In Defying the Odds, we discuss Trump's dishonesty and his record of disregarding the rule of law. Our next book, Divided We Stand, looks at the 2020 election and the January 6 insurrection. Some Republican leaders -- and a measurable number of rank-and-file voters -- are open to violent rebellion, coups, and secession.
Michael Schaffer at Politico:
Is Kevin McCarthy a great big dummy?
That’s not a rhetorical question. Read between the lines of some of the coverage during McCarthy’s 15 years in Congress and you start to suspect that many folks who pay close attention to our likely next House Speaker don’t think he’s the sharpest tool in the shed.

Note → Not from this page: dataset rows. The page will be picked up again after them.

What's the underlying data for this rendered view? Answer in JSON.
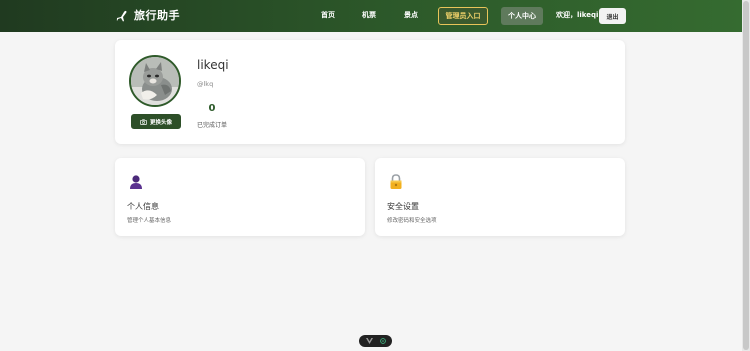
{
  "nav": {
    "brand_title": "旅行助手",
    "brand_icon": "plane-icon",
    "links": [
      {
        "id": "home",
        "label": "首页"
      },
      {
        "id": "tickets",
        "label": "机票"
      },
      {
        "id": "spots",
        "label": "景点"
      }
    ],
    "admin_label": "管理员入口",
    "profile_label": "个人中心",
    "welcome_text": "欢迎，likeqi",
    "logout_label": "退出",
    "colors": {
      "bar": "#2d5a2a",
      "admin_border": "#e8c45a",
      "admin_text": "#f2d36b"
    }
  },
  "profile": {
    "username": "likeqi",
    "handle": "@lkq",
    "completed_orders_value": "0",
    "completed_orders_label": "已完成订单",
    "change_avatar_label": "更换头像",
    "change_avatar_icon": "camera-icon"
  },
  "features": [
    {
      "id": "personal-info",
      "title": "个人信息",
      "desc": "管理个人基本信息",
      "icon": "user-icon"
    },
    {
      "id": "security-settings",
      "title": "安全设置",
      "desc": "修改密码和安全选项",
      "icon": "lock-icon"
    }
  ],
  "colors": {
    "accent": "#2d5a2a",
    "page_bg": "#f5f5f5",
    "card_bg": "#ffffff"
  }
}
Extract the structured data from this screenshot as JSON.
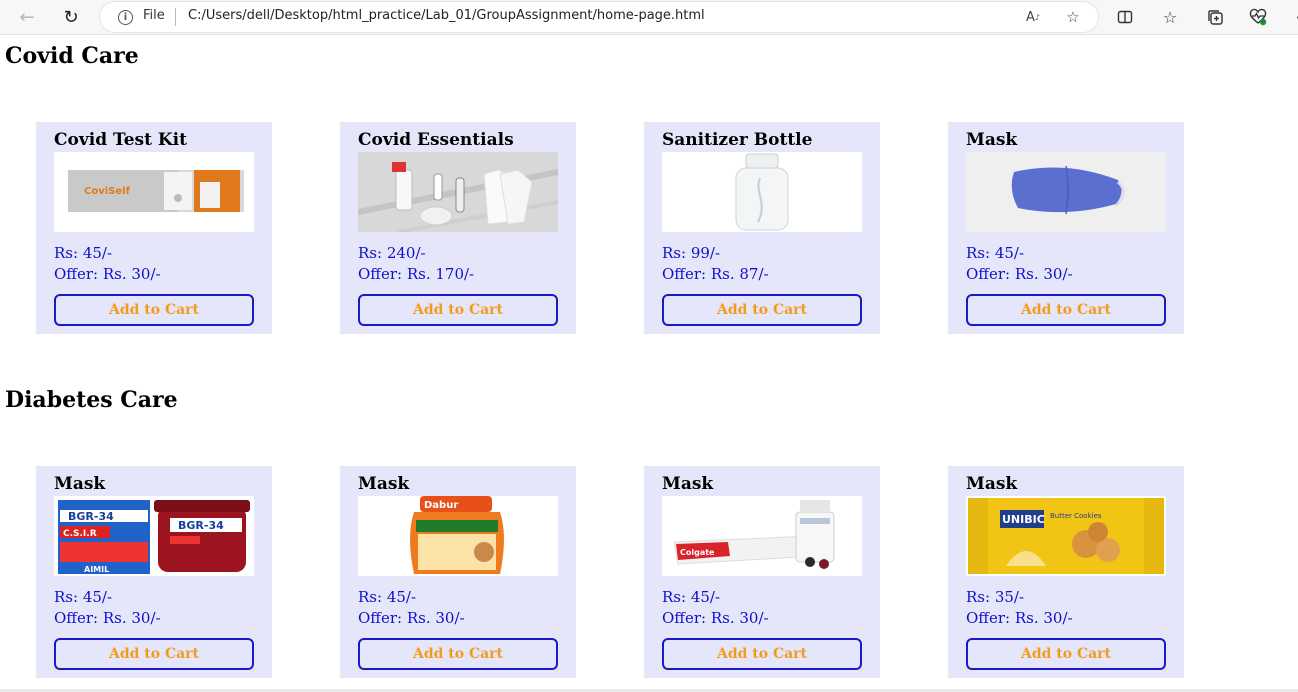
{
  "browser": {
    "file_label": "File",
    "url": "C:/Users/dell/Desktop/html_practice/Lab_01/GroupAssignment/home-page.html"
  },
  "sections": [
    {
      "heading": "Covid Care",
      "cards": [
        {
          "title": "Covid Test Kit",
          "image": "covid-test-kit-image",
          "price": "Rs: 45/-",
          "offer": "Offer: Rs. 30/-",
          "button": "Add to Cart"
        },
        {
          "title": "Covid Essentials",
          "image": "covid-essentials-image",
          "price": "Rs: 240/-",
          "offer": "Offer: Rs. 170/-",
          "button": "Add to Cart"
        },
        {
          "title": "Sanitizer Bottle",
          "image": "sanitizer-bottle-image",
          "price": "Rs: 99/-",
          "offer": "Offer: Rs. 87/-",
          "button": "Add to Cart"
        },
        {
          "title": "Mask",
          "image": "mask-image",
          "price": "Rs: 45/-",
          "offer": "Offer: Rs. 30/-",
          "button": "Add to Cart"
        }
      ]
    },
    {
      "heading": "Diabetes Care",
      "cards": [
        {
          "title": "Mask",
          "image": "bgr-34-image",
          "price": "Rs: 45/-",
          "offer": "Offer: Rs. 30/-",
          "button": "Add to Cart"
        },
        {
          "title": "Mask",
          "image": "chyawanprakash-image",
          "price": "Rs: 45/-",
          "offer": "Offer: Rs. 30/-",
          "button": "Add to Cart"
        },
        {
          "title": "Mask",
          "image": "toothpaste-image",
          "price": "Rs: 45/-",
          "offer": "Offer: Rs. 30/-",
          "button": "Add to Cart"
        },
        {
          "title": "Mask",
          "image": "cookies-image",
          "price": "Rs: 35/-",
          "offer": "Offer: Rs. 30/-",
          "button": "Add to Cart"
        }
      ]
    }
  ],
  "product_image_text": {
    "coviself": "CoviSelf",
    "bgr34": "BGR-34",
    "csir": "C.S.I.R",
    "aimil": "AIMIL",
    "dabur": "Dabur",
    "colgate": "Colgate",
    "unibic": "UNIBIC",
    "butter_cookies": "Butter Cookies"
  },
  "colors": {
    "card_bg": "#e6e6fa",
    "price_text": "#1010cc",
    "button_border": "#1a1acc",
    "button_text": "#f39b1c"
  },
  "icons": [
    "back-arrow-icon",
    "refresh-icon",
    "info-icon",
    "read-aloud-icon",
    "favorite-star-icon",
    "split-screen-icon",
    "favorites-icon",
    "collections-icon",
    "browser-essentials-icon",
    "more-icon"
  ]
}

The hints slip in, often as asides: McCarthy is “a golden retriever of a man,” “not known for being a policy wonk,” “not known for his immersion in policy details,” “not known to have a mind for policy,” “a coastal extrovert of ambiguous ideological portfolio who … would far rather talk about personalities than the tax code” and “not necessarily a policy wonk or political mastermind like his predecessors in House leadership.” His elevation would mean that “even though the fractured House Republican caucus may benefit from McCarthy’s networking abilities, others may have to step up to help filter out the details of policy quagmires to come.” No wonder “many believe he lacks the political and tactical gravitas to be a force” and “there are those who privately question his policy chops and intellectual abilities.”

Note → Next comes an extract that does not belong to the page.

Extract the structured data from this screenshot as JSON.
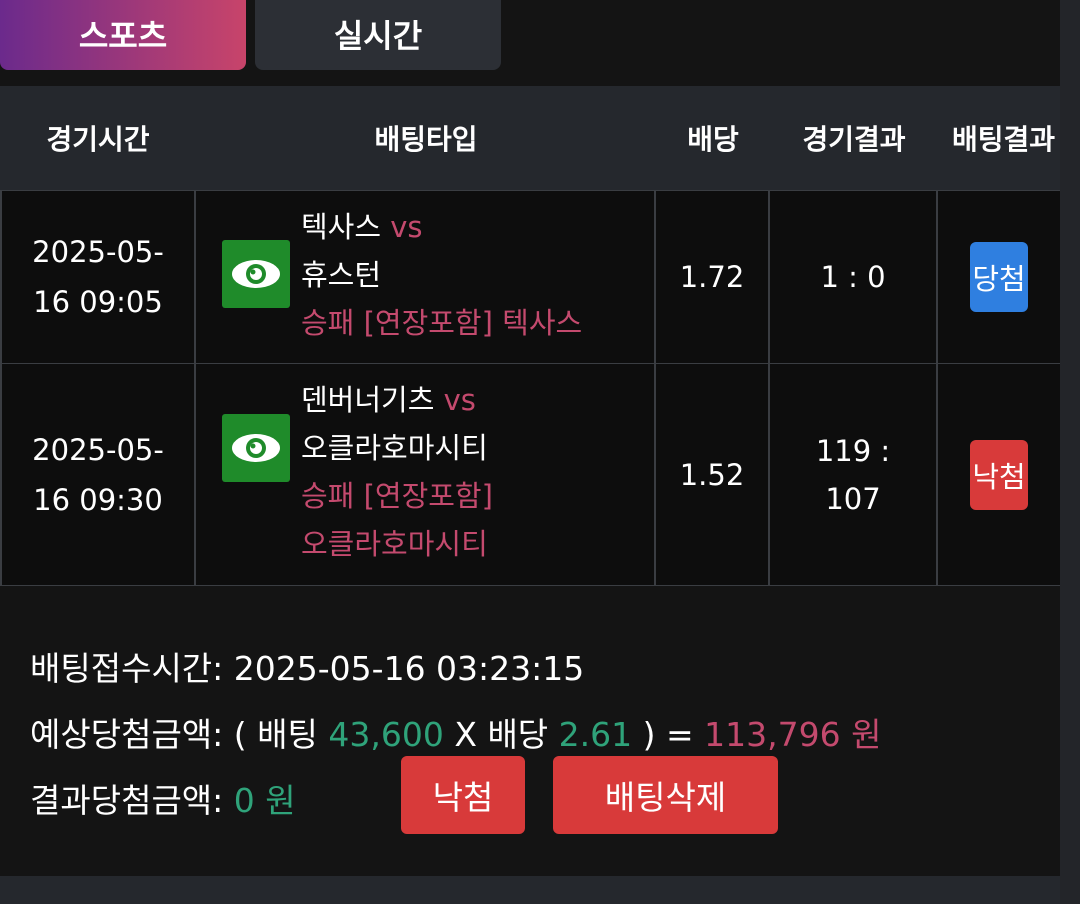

It’s not hard to conclude that the authors of these lines may be trying to tell us something.